Data provided Start Marker
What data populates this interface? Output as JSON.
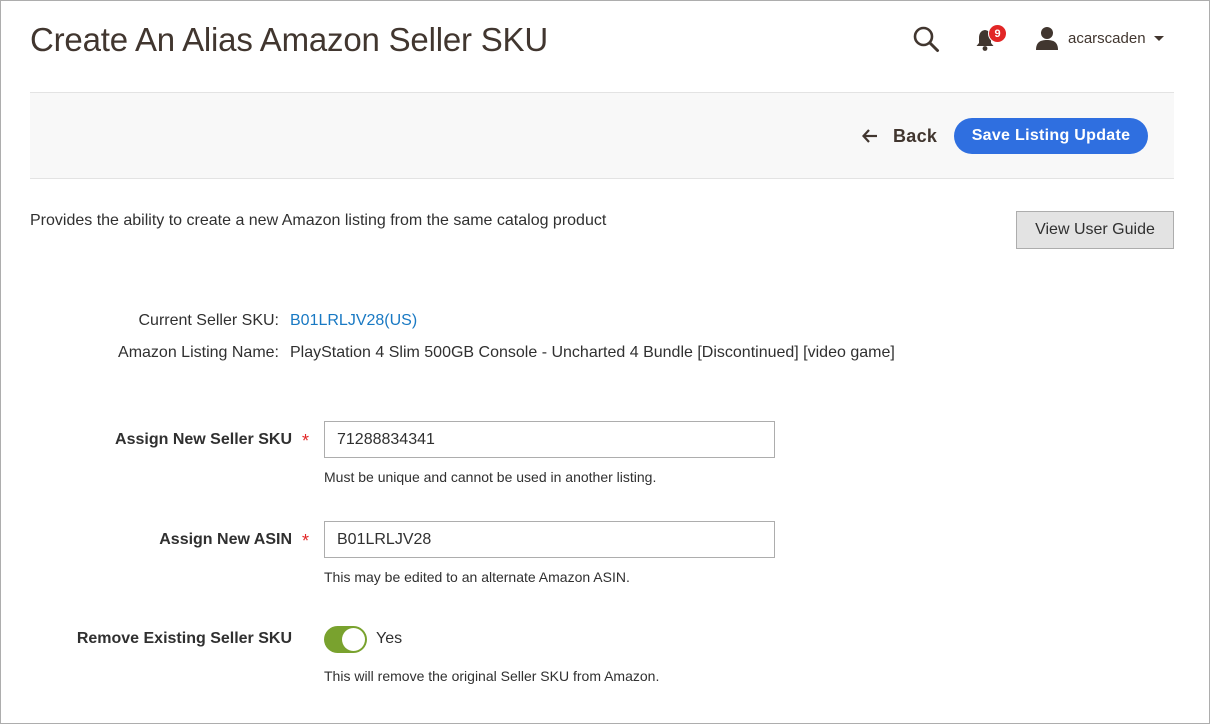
{
  "header": {
    "title": "Create An Alias Amazon Seller SKU",
    "notifications_count": "9",
    "username": "acarscaden"
  },
  "actions": {
    "back_label": "Back",
    "save_label": "Save Listing Update"
  },
  "intro": {
    "description": "Provides the ability to create a new Amazon listing from the same catalog product",
    "guide_button": "View User Guide"
  },
  "listing": {
    "current_sku_label": "Current Seller SKU:",
    "current_sku_value": "B01LRLJV28(US)",
    "name_label": "Amazon Listing Name:",
    "name_value": "PlayStation 4 Slim 500GB Console - Uncharted 4 Bundle [Discontinued] [video game]"
  },
  "form": {
    "seller_sku": {
      "label": "Assign New Seller SKU",
      "value": "71288834341",
      "note": "Must be unique and cannot be used in another listing."
    },
    "asin": {
      "label": "Assign New ASIN",
      "value": "B01LRLJV28",
      "note": "This may be edited to an alternate Amazon ASIN."
    },
    "remove_sku": {
      "label": "Remove Existing Seller SKU",
      "toggle_state": "Yes",
      "note": "This will remove the original Seller SKU from Amazon."
    },
    "required_mark": "*"
  },
  "colors": {
    "accent_blue": "#2f6fe0",
    "link_blue": "#1979c3",
    "toggle_green": "#79a22e",
    "required_red": "#e22626"
  }
}
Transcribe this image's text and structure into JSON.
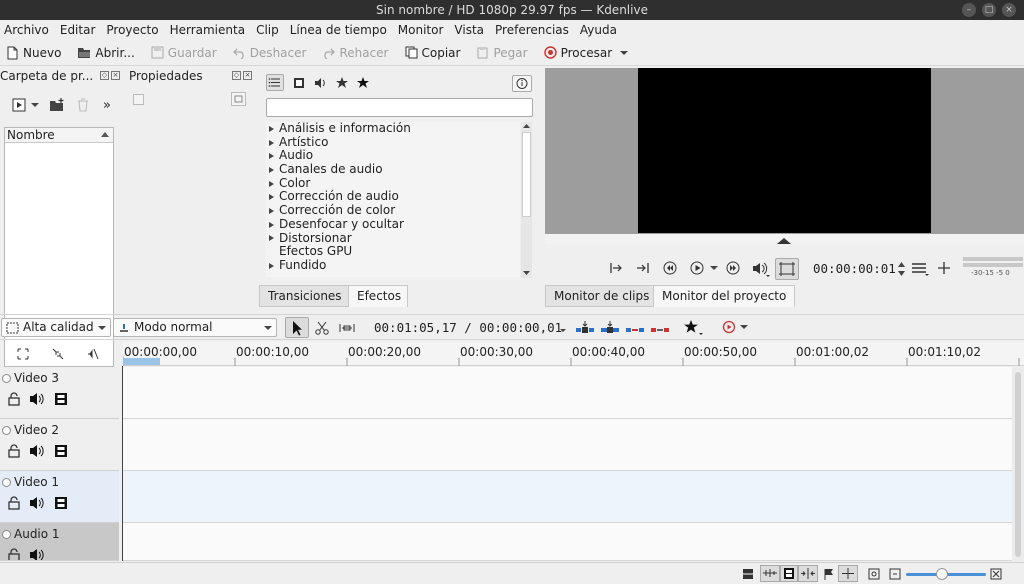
{
  "window": {
    "title": "Sin nombre / HD 1080p 29.97 fps — Kdenlive"
  },
  "menubar": [
    "Archivo",
    "Editar",
    "Proyecto",
    "Herramienta",
    "Clip",
    "Línea de tiempo",
    "Monitor",
    "Vista",
    "Preferencias",
    "Ayuda"
  ],
  "toolbar": {
    "new": "Nuevo",
    "open": "Abrir...",
    "save": "Guardar",
    "undo": "Deshacer",
    "redo": "Rehacer",
    "copy": "Copiar",
    "paste": "Pegar",
    "render": "Procesar"
  },
  "project_bin": {
    "title": "Carpeta de pr...",
    "column": "Nombre"
  },
  "properties": {
    "title": "Propiedades"
  },
  "effects": {
    "search_placeholder": "",
    "items": [
      {
        "label": "Análisis e información",
        "expandable": true
      },
      {
        "label": "Artístico",
        "expandable": true
      },
      {
        "label": "Audio",
        "expandable": true
      },
      {
        "label": "Canales de audio",
        "expandable": true
      },
      {
        "label": "Color",
        "expandable": true
      },
      {
        "label": "Corrección de audio",
        "expandable": true
      },
      {
        "label": "Corrección de color",
        "expandable": true
      },
      {
        "label": "Desenfocar y ocultar",
        "expandable": true
      },
      {
        "label": "Distorsionar",
        "expandable": true
      },
      {
        "label": "Efectos GPU",
        "expandable": false
      },
      {
        "label": "Fundido",
        "expandable": true
      }
    ],
    "tabs": [
      "Transiciones",
      "Efectos"
    ]
  },
  "monitor": {
    "timecode": "00:00:00:01",
    "vu_scale": "-30-15 -5 0",
    "tabs": [
      "Monitor de clips",
      "Monitor del proyecto"
    ]
  },
  "timeline_toolbar": {
    "quality": "Alta calidad",
    "mode": "Modo normal",
    "position": "00:01:05,17 / 00:00:00,01"
  },
  "ruler": [
    "00:00:00,00",
    "00:00:10,00",
    "00:00:20,00",
    "00:00:30,00",
    "00:00:40,00",
    "00:00:50,00",
    "00:01:00,02",
    "00:01:10,02"
  ],
  "tracks": [
    {
      "name": "Video 3",
      "type": "video"
    },
    {
      "name": "Video 2",
      "type": "video"
    },
    {
      "name": "Video 1",
      "type": "video"
    },
    {
      "name": "Audio 1",
      "type": "audio"
    }
  ]
}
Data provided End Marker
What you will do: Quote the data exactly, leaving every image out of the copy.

Task output:
What data populates this interface? Output as JSON.
{
  "header": {
    "title": "Create An Alias Amazon Seller SKU",
    "notifications_count": "9",
    "username": "acarscaden"
  },
  "actions": {
    "back_label": "Back",
    "save_label": "Save Listing Update"
  },
  "intro": {
    "description": "Provides the ability to create a new Amazon listing from the same catalog product",
    "guide_button": "View User Guide"
  },
  "listing": {
    "current_sku_label": "Current Seller SKU:",
    "current_sku_value": "B01LRLJV28(US)",
    "name_label": "Amazon Listing Name:",
    "name_value": "PlayStation 4 Slim 500GB Console - Uncharted 4 Bundle [Discontinued] [video game]"
  },
  "form": {
    "seller_sku": {
      "label": "Assign New Seller SKU",
      "value": "71288834341",
      "note": "Must be unique and cannot be used in another listing."
    },
    "asin": {
      "label": "Assign New ASIN",
      "value": "B01LRLJV28",
      "note": "This may be edited to an alternate Amazon ASIN."
    },
    "remove_sku": {
      "label": "Remove Existing Seller SKU",
      "toggle_state": "Yes",
      "note": "This will remove the original Seller SKU from Amazon."
    },
    "required_mark": "*"
  },
  "colors": {
    "accent_blue": "#2f6fe0",
    "link_blue": "#1979c3",
    "toggle_green": "#79a22e",
    "required_red": "#e22626"
  }
}
Transcribe this image's text and structure into JSON.
{
  "window": {
    "title": "Sin nombre / HD 1080p 29.97 fps — Kdenlive"
  },
  "menubar": [
    "Archivo",
    "Editar",
    "Proyecto",
    "Herramienta",
    "Clip",
    "Línea de tiempo",
    "Monitor",
    "Vista",
    "Preferencias",
    "Ayuda"
  ],
  "toolbar": {
    "new": "Nuevo",
    "open": "Abrir...",
    "save": "Guardar",
    "undo": "Deshacer",
    "redo": "Rehacer",
    "copy": "Copiar",
    "paste": "Pegar",
    "render": "Procesar"
  },
  "project_bin": {
    "title": "Carpeta de pr...",
    "column": "Nombre"
  },
  "properties": {
    "title": "Propiedades"
  },
  "effects": {
    "search_placeholder": "",
    "items": [
      {
        "label": "Análisis e información",
        "expandable": true
      },
      {
        "label": "Artístico",
        "expandable": true
      },
      {
        "label": "Audio",
        "expandable": true
      },
      {
        "label": "Canales de audio",
        "expandable": true
      },
      {
        "label": "Color",
        "expandable": true
      },
      {
        "label": "Corrección de audio",
        "expandable": true
      },
      {
        "label": "Corrección de color",
        "expandable": true
      },
      {
        "label": "Desenfocar y ocultar",
        "expandable": true
      },
      {
        "label": "Distorsionar",
        "expandable": true
      },
      {
        "label": "Efectos GPU",
        "expandable": false
      },
      {
        "label": "Fundido",
        "expandable": true
      }
    ],
    "tabs": [
      "Transiciones",
      "Efectos"
    ]
  },
  "monitor": {
    "timecode": "00:00:00:01",
    "vu_scale": "-30-15 -5 0",
    "tabs": [
      "Monitor de clips",
      "Monitor del proyecto"
    ]
  },
  "timeline_toolbar": {
    "quality": "Alta calidad",
    "mode": "Modo normal",
    "position": "00:01:05,17 / 00:00:00,01"
  },
  "ruler": [
    "00:00:00,00",
    "00:00:10,00",
    "00:00:20,00",
    "00:00:30,00",
    "00:00:40,00",
    "00:00:50,00",
    "00:01:00,02",
    "00:01:10,02"
  ],
  "tracks": [
    {
      "name": "Video 3",
      "type": "video"
    },
    {
      "name": "Video 2",
      "type": "video"
    },
    {
      "name": "Video 1",
      "type": "video"
    },
    {
      "name": "Audio 1",
      "type": "audio"
    }
  ]
}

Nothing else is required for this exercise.